You cannot take anything away from KXIP right now, who totally deserve their five wins out of five so far in IPL 2014. After the IPL auction, I thought KXIP looked like the most balanced squad on paper; they had brought in a quality pace attack (Johnson, L Balaji, Rishi Dhawan) and bolstered their hitting power (Glenn Maxwell and Virender Sehwag).
Most of all, they had signed a charismatic and communicative captain who could be relied upon to foster an inclusive culture at the franchise. George Bailey raised a lot of question marks when he was named as Australia's Twenty20 captain before even playing a match for the national side, but he's erased all doubts about his leadership qualities over the course of his two years in the job and several stand-in captaincy assignments with the ODI team.

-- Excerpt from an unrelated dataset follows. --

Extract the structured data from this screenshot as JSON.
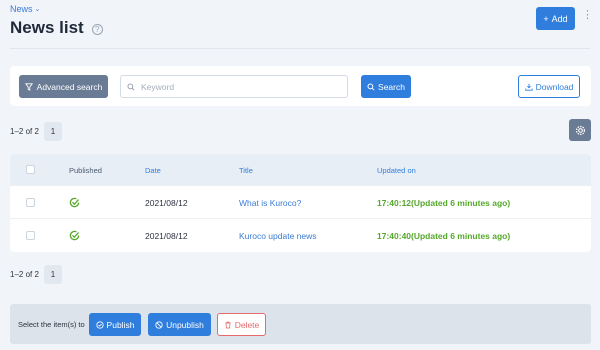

You can get an idea of the attitude Bailey brings to a top-level cricket team from his videos for Cricket Australia at the 2014 World Twenty20 (scroll down for the links). He seems like the kind of guy anyone could get along with, and who would want to make everyone at the party feel welcome.

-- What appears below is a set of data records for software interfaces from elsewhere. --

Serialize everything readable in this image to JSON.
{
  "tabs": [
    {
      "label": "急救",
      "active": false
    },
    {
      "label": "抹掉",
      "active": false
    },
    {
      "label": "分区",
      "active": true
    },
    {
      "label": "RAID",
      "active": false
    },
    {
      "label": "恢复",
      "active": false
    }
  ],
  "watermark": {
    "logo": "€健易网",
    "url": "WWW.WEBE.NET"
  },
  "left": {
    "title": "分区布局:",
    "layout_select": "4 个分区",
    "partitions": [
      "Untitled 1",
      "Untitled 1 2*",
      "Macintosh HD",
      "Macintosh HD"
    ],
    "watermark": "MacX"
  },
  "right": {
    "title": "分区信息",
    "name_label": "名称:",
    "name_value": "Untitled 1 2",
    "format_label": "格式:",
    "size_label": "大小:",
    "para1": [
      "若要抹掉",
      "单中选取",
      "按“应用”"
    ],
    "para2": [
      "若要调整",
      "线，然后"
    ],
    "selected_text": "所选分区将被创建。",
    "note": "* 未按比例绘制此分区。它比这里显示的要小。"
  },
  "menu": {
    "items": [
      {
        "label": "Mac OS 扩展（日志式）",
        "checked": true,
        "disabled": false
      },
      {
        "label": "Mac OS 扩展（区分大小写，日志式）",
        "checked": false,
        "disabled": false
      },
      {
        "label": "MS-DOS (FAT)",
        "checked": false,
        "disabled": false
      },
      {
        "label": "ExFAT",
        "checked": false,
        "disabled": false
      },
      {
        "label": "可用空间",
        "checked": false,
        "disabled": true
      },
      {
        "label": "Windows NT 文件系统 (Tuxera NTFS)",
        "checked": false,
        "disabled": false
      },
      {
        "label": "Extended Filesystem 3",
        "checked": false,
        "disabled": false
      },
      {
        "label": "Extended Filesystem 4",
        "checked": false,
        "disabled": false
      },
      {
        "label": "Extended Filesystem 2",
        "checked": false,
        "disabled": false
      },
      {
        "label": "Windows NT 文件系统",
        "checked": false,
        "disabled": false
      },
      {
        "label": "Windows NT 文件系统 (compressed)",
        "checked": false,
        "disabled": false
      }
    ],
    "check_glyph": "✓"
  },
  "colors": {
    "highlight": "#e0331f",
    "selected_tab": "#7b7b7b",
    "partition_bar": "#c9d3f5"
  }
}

As exceptional as Maxwell, Sharma, and others have been for Kings XI Punjab, I'm certain the biggest slice of the credit for their outstanding form should be laid at George Bailey's door.
The first XI of Wirral Cricket Club entered the gutter of cricket's worst innings on 26 April 2014 as they were bowled out for 3 by Haslington in Cheshire League Division Three.
That's right, three runs. Eleven batsmen couldn't even manage to reach double figures. In fact, the only person to get a run off the bat was number 11 Connor Hodson, who finished on 1 not out. Two leg byes bumped them up to their paltry final total.
Astoundingly bad as it was, Wirral's was not cricket's worst team innings ever. Somerset club Langport couldn't even muster a single run between them as they were bowled out for 0 by Glastonbury in 1913. Meanwhile, in first-class matches, you have to go back to 1810 to find a team total in single figures as The Bs were punched out by England for just 6.
You'd normally be safe in assuming this was a total mismatch, and that Haslington were simply bullying a drastically inferior Wirral team. But Wirral entered the match having racked up 208 as they won their first match of the season the previous week.
As Wirral player Matt Garrett thought during the carnage, "you think perhaps it's not your day".